**Assignment:**
Wherever the word "کهگیلویه" occurs in the lines below, copy the whole line.

**Listed entries:**
------------------------------
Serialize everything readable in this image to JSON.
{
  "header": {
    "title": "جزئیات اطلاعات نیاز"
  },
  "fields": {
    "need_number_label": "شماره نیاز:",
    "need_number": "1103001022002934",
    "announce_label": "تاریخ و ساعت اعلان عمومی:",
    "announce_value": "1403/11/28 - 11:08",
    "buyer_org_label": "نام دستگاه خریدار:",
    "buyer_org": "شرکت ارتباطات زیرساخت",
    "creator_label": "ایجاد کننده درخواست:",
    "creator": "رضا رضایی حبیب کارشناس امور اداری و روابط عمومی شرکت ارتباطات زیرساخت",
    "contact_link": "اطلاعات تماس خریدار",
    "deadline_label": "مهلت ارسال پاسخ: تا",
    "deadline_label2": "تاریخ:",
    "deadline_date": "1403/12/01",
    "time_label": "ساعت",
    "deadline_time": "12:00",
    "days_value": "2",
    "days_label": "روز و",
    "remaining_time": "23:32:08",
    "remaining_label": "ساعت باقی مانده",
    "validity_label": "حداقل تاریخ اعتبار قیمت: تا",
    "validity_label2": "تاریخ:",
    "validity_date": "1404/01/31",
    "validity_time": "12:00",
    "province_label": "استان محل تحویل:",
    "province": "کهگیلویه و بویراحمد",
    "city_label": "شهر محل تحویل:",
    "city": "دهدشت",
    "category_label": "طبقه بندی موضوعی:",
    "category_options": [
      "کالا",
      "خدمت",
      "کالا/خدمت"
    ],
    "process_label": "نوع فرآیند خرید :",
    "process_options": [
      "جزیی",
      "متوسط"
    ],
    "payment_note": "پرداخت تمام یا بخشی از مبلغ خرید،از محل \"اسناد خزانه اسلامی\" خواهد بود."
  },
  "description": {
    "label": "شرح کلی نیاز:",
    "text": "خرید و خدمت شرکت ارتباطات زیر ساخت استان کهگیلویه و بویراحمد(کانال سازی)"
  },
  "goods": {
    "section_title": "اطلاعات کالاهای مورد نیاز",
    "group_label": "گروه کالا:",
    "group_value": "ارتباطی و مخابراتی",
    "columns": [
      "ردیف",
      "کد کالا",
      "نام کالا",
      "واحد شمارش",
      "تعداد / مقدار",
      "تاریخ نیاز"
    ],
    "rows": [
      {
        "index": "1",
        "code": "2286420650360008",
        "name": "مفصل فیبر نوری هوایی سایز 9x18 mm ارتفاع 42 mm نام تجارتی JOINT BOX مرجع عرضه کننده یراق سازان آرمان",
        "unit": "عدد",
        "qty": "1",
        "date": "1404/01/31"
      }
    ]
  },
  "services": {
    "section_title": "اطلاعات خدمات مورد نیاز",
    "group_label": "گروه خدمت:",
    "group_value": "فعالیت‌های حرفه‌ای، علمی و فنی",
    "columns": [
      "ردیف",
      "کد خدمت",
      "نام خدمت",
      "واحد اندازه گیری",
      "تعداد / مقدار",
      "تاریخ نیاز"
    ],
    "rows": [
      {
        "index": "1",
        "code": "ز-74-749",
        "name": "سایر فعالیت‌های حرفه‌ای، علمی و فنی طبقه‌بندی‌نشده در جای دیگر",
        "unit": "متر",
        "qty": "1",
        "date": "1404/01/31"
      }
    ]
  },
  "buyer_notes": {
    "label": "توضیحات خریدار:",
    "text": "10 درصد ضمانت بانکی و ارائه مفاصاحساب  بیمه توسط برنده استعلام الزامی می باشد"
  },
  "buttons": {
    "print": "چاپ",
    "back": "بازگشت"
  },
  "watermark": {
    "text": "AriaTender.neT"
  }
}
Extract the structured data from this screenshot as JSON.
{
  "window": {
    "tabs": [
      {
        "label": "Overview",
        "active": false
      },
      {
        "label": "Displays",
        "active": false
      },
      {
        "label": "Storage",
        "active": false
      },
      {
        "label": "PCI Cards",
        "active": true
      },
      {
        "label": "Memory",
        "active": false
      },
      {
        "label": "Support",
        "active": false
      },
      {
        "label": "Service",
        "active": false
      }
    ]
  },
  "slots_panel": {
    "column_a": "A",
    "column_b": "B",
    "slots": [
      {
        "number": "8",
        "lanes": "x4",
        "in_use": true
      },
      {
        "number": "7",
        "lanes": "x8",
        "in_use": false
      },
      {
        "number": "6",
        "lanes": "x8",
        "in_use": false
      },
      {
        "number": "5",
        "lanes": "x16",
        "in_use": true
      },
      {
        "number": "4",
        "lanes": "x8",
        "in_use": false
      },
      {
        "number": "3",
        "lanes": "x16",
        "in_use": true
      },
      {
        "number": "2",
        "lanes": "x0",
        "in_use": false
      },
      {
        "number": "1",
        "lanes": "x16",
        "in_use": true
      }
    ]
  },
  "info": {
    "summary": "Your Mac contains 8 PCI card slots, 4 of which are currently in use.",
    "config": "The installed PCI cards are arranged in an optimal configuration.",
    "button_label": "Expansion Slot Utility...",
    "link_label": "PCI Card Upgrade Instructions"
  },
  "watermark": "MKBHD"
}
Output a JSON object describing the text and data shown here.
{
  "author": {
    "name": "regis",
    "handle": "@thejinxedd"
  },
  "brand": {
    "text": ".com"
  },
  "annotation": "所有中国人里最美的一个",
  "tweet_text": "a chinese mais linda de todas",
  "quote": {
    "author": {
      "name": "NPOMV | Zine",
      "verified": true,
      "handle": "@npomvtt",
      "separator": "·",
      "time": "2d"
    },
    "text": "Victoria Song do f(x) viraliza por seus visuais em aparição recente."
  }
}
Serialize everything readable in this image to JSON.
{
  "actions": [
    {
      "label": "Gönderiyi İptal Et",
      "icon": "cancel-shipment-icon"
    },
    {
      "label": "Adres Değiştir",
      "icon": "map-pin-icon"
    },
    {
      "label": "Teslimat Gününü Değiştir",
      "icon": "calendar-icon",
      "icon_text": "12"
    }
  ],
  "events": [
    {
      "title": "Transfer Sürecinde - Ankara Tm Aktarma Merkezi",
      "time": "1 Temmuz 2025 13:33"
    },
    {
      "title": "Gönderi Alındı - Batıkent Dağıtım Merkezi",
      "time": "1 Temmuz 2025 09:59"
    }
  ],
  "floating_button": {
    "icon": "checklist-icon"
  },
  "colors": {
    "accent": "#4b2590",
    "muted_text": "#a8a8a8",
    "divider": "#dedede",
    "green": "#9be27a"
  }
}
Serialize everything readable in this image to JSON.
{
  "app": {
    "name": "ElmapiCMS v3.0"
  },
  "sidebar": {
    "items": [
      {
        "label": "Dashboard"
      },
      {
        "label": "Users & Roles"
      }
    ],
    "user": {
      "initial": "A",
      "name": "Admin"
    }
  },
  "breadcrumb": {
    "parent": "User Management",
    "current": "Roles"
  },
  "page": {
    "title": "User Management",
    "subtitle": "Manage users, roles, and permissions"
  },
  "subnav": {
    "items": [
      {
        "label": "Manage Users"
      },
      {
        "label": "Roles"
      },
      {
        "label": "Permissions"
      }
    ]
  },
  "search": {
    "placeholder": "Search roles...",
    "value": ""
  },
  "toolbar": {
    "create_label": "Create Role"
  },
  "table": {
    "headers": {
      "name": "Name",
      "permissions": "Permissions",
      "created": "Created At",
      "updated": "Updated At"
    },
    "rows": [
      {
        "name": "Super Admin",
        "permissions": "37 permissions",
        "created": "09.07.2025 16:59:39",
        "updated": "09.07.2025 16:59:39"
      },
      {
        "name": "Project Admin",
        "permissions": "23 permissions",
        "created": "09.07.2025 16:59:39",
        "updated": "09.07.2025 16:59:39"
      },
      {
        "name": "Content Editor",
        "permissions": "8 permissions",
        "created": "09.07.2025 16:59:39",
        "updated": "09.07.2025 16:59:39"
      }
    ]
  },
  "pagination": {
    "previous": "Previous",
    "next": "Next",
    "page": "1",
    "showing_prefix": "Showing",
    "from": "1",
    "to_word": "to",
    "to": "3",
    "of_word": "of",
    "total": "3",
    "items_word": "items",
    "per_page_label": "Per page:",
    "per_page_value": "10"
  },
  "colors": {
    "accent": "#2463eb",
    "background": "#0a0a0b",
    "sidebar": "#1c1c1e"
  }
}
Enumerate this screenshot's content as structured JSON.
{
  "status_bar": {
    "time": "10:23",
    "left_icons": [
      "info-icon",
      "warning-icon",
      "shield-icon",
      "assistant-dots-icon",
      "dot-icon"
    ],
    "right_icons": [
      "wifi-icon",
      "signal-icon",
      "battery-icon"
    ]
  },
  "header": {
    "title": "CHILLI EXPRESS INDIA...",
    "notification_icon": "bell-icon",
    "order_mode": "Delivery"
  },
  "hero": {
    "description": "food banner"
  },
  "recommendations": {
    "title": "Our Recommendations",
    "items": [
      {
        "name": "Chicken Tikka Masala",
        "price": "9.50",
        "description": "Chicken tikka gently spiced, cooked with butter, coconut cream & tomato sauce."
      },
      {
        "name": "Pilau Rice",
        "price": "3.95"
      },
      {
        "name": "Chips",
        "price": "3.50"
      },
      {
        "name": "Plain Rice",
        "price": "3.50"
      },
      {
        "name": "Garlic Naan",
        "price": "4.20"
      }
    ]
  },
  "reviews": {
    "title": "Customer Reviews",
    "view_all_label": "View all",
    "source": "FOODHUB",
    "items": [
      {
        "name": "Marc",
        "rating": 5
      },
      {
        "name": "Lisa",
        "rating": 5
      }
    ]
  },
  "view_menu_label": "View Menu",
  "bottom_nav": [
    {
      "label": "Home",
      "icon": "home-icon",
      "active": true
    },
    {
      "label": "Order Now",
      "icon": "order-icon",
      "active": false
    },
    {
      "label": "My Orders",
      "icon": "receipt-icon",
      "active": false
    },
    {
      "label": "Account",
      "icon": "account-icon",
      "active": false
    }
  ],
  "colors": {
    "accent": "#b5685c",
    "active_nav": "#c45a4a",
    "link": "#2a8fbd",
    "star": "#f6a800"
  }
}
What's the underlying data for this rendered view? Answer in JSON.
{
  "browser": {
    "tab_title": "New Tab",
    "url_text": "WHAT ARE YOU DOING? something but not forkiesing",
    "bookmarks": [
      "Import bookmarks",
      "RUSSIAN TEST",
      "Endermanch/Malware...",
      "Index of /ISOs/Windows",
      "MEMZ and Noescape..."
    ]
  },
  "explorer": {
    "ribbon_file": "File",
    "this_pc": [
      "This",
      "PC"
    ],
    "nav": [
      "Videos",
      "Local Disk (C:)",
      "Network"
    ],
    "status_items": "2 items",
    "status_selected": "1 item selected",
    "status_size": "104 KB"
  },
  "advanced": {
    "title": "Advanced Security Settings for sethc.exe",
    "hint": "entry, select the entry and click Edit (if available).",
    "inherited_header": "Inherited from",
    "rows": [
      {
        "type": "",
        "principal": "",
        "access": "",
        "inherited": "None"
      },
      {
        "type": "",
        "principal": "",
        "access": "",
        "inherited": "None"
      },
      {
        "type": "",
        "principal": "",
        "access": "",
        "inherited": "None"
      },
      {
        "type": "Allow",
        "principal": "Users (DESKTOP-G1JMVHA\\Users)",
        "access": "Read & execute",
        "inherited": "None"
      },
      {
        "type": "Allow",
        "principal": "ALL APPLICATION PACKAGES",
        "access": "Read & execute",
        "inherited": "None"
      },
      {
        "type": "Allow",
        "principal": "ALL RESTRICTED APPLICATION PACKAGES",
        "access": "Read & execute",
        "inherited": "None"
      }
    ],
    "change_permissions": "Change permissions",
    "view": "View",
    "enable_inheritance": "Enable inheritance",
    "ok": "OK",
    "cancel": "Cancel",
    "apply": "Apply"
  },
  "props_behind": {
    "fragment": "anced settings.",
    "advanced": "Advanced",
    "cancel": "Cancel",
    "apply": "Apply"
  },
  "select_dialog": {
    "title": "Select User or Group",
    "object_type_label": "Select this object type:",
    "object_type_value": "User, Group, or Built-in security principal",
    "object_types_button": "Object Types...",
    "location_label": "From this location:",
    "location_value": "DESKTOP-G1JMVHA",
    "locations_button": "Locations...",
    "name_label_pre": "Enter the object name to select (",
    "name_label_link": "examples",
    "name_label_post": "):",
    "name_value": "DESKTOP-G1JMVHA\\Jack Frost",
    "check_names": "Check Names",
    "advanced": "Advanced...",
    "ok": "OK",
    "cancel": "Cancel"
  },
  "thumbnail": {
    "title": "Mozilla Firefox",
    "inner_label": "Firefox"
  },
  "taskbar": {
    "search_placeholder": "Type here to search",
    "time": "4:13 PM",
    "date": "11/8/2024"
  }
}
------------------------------
**Expected answer:**
    "province": "کهگیلویه و بویراحمد",
    "text": "خرید و خدمت شرکت ارتباطات زیر ساخت استان کهگیلویه و بویراحمد(کانال سازی)"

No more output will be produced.